Chapter 16
A Community of Tennessee Writers, Readers & Passersby

To Notice and Be Wild

Drew Lanham’s new collection is an ode to joy in a harsh world

Outside my window most mornings — especially in the spring — a Carolina chickadee begins the morning symphony. I awake immediately, this bird my pre-sun alarm now. And I whisper-sing back to it, though it cannot hear me through the walls: “Good morning, chickadee.” Except I don’t really sing back to it; I sing with it, making sure my words align to each note of its dawn song. It makes me feel immeasurable joy, and I giggle. Joy should not be this easy, I think. But there it is repeatedly — a tiny-winged joy as easy as sunrise.

Photo: John D. And Catherine T. MacArthur Foundation

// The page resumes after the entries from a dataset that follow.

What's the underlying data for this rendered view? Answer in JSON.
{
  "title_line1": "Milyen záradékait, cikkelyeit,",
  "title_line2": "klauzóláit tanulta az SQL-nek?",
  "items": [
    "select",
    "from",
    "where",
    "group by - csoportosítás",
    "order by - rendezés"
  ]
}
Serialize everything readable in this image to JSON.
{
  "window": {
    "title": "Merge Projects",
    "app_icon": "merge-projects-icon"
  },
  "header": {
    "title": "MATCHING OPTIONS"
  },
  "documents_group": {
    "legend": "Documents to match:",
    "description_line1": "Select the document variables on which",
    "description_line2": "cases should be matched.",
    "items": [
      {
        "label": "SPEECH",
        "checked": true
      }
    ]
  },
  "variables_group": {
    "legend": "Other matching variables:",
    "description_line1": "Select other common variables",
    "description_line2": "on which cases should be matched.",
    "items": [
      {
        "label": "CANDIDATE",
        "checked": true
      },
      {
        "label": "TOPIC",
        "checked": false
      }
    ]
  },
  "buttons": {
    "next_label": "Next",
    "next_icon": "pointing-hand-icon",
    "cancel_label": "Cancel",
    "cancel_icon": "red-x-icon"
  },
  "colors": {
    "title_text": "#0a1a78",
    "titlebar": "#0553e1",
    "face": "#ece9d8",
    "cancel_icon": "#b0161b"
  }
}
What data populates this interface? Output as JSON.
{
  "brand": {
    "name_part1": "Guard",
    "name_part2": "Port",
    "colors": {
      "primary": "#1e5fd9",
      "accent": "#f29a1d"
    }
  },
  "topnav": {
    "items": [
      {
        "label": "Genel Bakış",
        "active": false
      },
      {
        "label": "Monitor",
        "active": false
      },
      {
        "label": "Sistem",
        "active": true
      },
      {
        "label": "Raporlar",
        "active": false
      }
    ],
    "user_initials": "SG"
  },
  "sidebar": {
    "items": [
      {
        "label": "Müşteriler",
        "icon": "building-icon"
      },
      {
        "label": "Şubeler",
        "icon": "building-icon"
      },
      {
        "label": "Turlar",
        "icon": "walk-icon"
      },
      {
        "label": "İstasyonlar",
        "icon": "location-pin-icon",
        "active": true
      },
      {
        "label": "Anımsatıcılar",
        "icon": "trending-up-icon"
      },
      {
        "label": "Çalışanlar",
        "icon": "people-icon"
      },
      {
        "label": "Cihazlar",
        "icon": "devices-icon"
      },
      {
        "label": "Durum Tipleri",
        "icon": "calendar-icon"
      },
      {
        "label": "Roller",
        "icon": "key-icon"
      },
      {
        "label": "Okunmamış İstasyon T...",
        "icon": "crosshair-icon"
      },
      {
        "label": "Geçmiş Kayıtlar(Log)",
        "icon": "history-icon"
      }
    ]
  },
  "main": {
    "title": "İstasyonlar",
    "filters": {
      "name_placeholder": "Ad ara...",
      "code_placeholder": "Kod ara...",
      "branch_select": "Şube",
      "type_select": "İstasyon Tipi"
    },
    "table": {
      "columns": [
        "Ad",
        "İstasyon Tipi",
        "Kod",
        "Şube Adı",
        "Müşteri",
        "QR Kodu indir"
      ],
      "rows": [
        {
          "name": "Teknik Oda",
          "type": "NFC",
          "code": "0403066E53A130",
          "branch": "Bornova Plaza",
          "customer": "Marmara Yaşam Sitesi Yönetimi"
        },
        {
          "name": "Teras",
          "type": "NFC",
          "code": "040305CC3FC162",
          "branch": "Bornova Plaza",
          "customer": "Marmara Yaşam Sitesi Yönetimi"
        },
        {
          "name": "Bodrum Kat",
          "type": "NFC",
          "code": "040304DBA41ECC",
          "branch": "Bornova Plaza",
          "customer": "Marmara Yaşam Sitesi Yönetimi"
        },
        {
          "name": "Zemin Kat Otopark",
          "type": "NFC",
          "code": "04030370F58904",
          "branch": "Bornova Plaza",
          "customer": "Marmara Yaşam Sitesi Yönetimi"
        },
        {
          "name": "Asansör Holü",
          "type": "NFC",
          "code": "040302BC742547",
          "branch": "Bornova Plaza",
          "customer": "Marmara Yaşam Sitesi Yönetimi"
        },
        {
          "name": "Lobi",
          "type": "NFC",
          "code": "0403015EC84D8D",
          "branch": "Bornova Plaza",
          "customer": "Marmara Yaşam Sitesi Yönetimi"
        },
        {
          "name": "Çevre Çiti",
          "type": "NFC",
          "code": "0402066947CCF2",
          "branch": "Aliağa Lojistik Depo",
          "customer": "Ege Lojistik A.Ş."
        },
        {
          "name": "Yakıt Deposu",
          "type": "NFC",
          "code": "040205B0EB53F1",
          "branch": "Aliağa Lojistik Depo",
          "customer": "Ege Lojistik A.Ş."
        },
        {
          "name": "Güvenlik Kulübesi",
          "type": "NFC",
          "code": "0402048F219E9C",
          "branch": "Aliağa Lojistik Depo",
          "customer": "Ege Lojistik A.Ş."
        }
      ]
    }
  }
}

But even the ease of joy can be hard fought. In J. Drew Lanham’s new poetry collection Joy Is the Justice We Give Ourselves, he offers an ode to joy and how we must simply practice it, even as we practice it in a harsh world where “for every sugary sweet sip … there’s a ruby-throated war being waged.” We practice it with bruised wings, the molting kind of sadness that strips you so much, you might no longer believe in flight. But cultivating joy in the midst of this harshness, as the collection’s title suggests, is a necessary gift to ourselves. 

Lanham breaks the collection into two sections: “To Notice” (with an epigraph by Zora Neale Hurston) and “To Be Wild” (with an epigraph by Henry David Thoreau). Lanham, a South Carolina poet and wildlife biologist, makes a life out of noticing the wild wonders of the world. The book calls out present atrocities of racism, injustice, war, murders in schools, and ecological destruction he’s noticed while calling humanity into embracing the wild possibilities of a better way of living among one another.

While the line is not distinctly drawn by seasons in each section, the noticing section certainly seems to spend much time in fall and winter, and the second half of the book feels a lot like spring. But even when he’s leaning into possibility, Lanham refuses to ignore despair. And vice versa. He does not shy away from the shock of some of these horrors with lines such as “Dead is the new Black.”

Relying on anaphora, lists, and prose poems/selections, Lanham’s work often reflects the repetitive musicality of the birds he spends his days listening to.

I was river braided into itself.
I was spruce tree tall. I was wildflower
                             I was ice flow
                That is to say,
I was time itself grinding slow to silt
all in my path

He’s tempted at times to separate humanity from the natural world or to venerate nature’s creatures as a wise teacher. At other times, the speaker in Lanham’s work becomes animal. Or perhaps Lanham’s language reminds us that humans are animals, are nature. This relationship is symbiotic. There is no us and them when we remember this. Lanham wears the characteristics of a wolf (“It is the day of me howling to myself”) and invites us to do the same. Fully embracing his role as educator and wildlife expert, he often writes field guide-like poems, instructing readers how to become feral or wild or a better being.

These poems don’t speak to us as readers alone, though. They feel deeply personal, as if we’re getting a glimpse into Lanham’s journal entries on a morning after he’s been birding. He’s instructing himself, as well. Perhaps these instructions are his way of practicing the justice of joy — how to stay alive and thrive as a Black man in a nation where Black joy has been long fought for centuries.

This isn’t a poetry collection to devour in one sitting. It’s intended to lengthen within us, to be revisited for regular reminders that might feel heavy-handed if read successively and too quickly. The book, his second collection of poems, offers 94 pages of a waltz between poetic line and prose, plus an acknowledgments section called “Gratitude” and a glossary, which must not be skipped. These sections are essentially poems, as well:

To view or look upon. Or, if so soulfully inclined, to imagine beyond. No sight required. Insight and vision highly recommended.

Lanham spends these pages not looking solely at mountains and moons and yard wild robins; he also looks upon the way we treat and speak of each other and nature, imagining new ways of honoring all creatures on Earth. He even calls wildlife-loving people who still speak violently about black birds like cormorants and starlings into new ways of decolonizing their language and honoring these passerines.

The way we honor and thank all of creation matters. He ends the collection honoring a fellow South Carolina poet — Nikky Finney — whose work I certainly have deeply depended upon. In the poem “All That We Carry (forever incomplete),” Lanham says, “for Nikky Finney who carries so much for us in her words:”

in prayers
despite all this,
we carry you, America
clinging to our backs.

To Notice and Be Wild

Ciona Rouse is a poet, editor, and educator based in Nashville. The author of the chapbook Vantablack (Third Man Books, 2017), her poetry also appears in Oxford American, Poem-a-Day, NPR Music, The Slowdown, Booth, and other publications.